In the draft consent order, the government’s legal team agreed to allow the petitioners to inspect unused ballots from four polling stations in Central Leeward, namely CLF (Anglican Pastoral Centre, Layou), CLF 1 (Louis Straker Resource Centre, Layou), CLB and CLB1 (Barrouallie Police Station).
Mendes said he did not know on what basis Bacchus-Baptiste was making suggestions of amendments to a draft consent order “that she had nothing to do with”.
“So if we are going down that road, M’Lady, effectively, what is being done through Ms Baptiste is to try to introduce, through the backdoor, an order in respect of which there is no consensus on this side.
“And if that is the case, M’Lady, then we would have to start from scratch and argue the motion from the beginning.”
Mendes said that the petitioners have to make up their mind whether they are consenting to the order.
John had earlier told the court that even if the consent order is accepted, the petitioners reserve the right in the future to make other applications to inspect other election documents.
Mendes told the court that the respondents also reserve his position to oppose the motion on the ground that, among others, res judicata.
Res judicata is a Latin phrase referring to a principle in law that a matter that has been adjudicated by a competent court and, therefore, may not be pursued further by the same parties.

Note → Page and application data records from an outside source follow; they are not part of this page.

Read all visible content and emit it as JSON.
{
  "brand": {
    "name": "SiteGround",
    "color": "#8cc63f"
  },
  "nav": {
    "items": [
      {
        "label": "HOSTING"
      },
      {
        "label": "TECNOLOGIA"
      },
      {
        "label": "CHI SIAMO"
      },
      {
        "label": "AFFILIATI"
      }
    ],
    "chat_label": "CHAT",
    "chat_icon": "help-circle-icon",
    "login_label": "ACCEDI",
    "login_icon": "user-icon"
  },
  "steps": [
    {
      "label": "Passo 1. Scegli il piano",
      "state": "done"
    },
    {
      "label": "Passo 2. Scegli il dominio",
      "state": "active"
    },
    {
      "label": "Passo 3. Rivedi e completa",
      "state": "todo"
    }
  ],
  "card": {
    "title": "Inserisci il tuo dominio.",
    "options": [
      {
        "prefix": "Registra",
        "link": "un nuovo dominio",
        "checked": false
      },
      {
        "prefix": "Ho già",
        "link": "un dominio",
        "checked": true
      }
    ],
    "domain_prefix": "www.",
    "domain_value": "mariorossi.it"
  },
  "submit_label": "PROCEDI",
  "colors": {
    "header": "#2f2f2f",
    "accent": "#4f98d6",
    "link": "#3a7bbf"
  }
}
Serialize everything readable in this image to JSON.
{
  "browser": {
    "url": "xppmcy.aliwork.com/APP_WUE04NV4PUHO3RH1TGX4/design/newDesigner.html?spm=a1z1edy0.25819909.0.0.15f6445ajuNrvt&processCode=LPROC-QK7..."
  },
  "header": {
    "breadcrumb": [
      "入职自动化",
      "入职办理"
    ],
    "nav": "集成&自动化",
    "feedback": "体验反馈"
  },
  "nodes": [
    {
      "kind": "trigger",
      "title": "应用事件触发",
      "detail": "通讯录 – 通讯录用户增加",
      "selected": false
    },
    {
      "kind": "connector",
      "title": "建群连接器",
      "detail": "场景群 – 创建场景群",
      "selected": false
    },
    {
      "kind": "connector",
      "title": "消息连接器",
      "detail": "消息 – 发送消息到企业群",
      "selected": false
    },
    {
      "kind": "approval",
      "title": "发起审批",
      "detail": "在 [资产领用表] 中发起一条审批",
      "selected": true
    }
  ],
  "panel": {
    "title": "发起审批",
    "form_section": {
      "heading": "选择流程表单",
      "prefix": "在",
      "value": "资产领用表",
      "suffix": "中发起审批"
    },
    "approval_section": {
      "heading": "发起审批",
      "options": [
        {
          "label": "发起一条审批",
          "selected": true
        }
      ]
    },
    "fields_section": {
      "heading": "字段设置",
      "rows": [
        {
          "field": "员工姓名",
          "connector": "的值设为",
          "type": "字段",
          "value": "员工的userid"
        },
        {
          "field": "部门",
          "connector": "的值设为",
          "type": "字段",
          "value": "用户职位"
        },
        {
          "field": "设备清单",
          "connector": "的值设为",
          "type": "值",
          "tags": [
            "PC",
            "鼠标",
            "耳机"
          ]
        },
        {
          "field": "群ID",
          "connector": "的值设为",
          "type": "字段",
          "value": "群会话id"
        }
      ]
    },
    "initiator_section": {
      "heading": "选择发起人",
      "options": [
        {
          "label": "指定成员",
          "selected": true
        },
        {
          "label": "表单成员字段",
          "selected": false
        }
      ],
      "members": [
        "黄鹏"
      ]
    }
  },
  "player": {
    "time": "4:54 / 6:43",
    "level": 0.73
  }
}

“My learned friend cannot hope, I respectfully think, to enter into a consent order which he compromises his rights on a notice of motion and then files another application to seek to get what he has already forgone,” Mendes said.
Kentish adopted Mendes’ suggestions, adding that it appears to him that there is an attempt to alter the consent order arrived at by the parties.
He said that the petitioners would object to such a move, for the reasons mentioned by Mendes.
But in response, Bacchus-Baptiste told the court that she also represented Exeter in the proceeding.
She said that the petitioners had no intention to alter the consent.
“Let me make that clear. What I spoke about was based on your comment, M’Lady, about directions for executing the order. It has nothing to do with the consent order per se,” Bacchus-Baptiste, told the court.